The word "title" marks the lines to keep; find each one in the data and copy it.

··· Data shown ···

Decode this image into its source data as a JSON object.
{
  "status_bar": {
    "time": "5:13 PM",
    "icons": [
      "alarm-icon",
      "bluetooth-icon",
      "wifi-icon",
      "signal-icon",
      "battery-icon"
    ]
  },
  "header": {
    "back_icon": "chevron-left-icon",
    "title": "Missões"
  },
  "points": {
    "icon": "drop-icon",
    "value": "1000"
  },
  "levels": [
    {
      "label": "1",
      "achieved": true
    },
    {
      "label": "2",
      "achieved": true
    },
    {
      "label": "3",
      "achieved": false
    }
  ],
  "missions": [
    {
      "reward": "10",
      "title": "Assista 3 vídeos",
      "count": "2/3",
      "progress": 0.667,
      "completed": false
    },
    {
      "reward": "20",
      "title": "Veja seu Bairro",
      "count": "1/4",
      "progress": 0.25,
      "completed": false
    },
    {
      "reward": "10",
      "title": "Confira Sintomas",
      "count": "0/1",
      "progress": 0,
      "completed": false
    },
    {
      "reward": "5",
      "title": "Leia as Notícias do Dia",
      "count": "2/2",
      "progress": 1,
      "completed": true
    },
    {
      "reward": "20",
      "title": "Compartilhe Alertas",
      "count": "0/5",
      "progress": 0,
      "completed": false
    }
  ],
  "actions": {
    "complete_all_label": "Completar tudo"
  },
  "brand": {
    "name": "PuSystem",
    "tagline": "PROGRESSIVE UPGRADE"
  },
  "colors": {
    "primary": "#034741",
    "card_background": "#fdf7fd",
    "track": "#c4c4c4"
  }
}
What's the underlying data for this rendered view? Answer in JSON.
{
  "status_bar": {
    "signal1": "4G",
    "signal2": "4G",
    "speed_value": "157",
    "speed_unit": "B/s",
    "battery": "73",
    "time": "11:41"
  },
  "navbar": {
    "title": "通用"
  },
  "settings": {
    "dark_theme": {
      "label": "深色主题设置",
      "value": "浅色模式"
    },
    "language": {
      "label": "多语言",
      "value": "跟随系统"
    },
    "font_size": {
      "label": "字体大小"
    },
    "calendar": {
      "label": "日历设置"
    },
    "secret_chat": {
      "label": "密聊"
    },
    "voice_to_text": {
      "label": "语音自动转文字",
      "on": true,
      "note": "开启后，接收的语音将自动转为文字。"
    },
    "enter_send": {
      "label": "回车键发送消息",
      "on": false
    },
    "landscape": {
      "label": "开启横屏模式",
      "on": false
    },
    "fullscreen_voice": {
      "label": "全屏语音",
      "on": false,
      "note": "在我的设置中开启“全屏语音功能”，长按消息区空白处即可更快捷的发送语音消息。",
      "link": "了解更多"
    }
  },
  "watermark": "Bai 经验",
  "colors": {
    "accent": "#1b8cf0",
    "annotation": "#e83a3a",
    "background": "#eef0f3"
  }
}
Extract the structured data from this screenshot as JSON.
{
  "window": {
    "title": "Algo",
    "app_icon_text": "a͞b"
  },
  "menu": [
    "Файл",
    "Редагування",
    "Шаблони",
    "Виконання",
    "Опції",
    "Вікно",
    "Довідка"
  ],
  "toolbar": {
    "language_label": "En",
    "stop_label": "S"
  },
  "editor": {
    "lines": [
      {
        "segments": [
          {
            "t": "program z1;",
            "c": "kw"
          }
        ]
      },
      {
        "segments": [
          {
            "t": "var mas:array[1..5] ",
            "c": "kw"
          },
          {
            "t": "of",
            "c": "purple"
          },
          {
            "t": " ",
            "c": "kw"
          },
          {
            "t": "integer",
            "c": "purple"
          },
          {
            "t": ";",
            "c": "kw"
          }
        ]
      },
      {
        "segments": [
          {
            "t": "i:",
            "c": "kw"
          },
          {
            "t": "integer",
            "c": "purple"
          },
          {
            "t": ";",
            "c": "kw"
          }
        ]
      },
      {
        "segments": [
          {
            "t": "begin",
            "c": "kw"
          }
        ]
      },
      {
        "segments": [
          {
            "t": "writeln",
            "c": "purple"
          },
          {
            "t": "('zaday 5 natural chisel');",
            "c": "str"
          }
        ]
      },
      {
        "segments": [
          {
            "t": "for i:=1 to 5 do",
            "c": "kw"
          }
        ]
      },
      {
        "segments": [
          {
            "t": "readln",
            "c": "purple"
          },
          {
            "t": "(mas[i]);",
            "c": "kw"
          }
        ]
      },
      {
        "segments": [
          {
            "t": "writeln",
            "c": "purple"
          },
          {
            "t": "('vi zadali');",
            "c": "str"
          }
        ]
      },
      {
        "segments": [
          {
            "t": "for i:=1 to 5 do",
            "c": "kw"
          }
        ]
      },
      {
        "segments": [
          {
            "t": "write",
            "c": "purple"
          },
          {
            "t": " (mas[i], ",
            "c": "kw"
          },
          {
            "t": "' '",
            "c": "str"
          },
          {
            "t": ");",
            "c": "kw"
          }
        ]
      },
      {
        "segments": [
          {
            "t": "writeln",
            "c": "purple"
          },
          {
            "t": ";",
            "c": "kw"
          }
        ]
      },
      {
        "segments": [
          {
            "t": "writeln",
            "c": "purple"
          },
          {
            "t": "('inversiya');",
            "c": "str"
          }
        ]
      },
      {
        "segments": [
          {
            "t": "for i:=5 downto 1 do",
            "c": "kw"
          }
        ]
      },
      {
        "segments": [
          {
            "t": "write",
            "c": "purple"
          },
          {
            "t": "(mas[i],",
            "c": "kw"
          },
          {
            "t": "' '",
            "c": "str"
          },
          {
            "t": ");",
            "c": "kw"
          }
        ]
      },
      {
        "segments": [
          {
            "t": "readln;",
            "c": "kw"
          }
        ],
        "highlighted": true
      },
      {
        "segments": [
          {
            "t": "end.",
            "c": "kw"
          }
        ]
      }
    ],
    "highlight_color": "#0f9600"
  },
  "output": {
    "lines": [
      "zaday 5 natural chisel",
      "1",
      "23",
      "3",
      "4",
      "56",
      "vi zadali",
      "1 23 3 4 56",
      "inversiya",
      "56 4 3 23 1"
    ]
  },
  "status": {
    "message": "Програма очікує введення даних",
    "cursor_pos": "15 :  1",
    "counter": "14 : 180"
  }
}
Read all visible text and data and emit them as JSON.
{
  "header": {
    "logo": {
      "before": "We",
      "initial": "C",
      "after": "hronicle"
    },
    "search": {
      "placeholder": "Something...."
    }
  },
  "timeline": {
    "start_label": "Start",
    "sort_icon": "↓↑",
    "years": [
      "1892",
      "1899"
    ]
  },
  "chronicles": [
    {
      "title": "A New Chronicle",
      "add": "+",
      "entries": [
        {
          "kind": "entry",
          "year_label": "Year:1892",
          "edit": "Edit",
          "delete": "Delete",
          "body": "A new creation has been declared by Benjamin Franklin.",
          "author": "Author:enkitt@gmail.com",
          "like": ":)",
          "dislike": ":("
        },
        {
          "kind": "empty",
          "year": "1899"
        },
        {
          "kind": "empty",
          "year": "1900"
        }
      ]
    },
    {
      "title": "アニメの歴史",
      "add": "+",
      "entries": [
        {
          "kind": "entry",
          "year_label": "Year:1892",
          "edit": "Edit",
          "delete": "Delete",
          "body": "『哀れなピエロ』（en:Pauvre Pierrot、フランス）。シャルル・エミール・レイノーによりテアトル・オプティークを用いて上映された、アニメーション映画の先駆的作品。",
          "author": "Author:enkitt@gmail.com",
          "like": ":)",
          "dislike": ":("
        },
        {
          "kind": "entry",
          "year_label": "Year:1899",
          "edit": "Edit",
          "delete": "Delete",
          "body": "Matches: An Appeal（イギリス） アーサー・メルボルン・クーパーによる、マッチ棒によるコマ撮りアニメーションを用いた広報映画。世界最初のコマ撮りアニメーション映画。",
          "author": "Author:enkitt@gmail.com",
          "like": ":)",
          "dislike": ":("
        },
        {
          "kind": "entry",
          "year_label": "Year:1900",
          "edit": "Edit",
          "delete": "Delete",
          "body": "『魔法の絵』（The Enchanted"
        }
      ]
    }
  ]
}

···

Task answer -
    "title": "Missões"
      "title": "Assista 3 vídeos",
      "title": "Veja seu Bairro",
      "title": "Confira Sintomas",
      "title": "Leia as Notícias do Dia",
      "title": "Compartilhe Alertas",
    "title": "通用"
    "title": "Algo",
      "title": "A New Chronicle",
      "title": "アニメの歴史",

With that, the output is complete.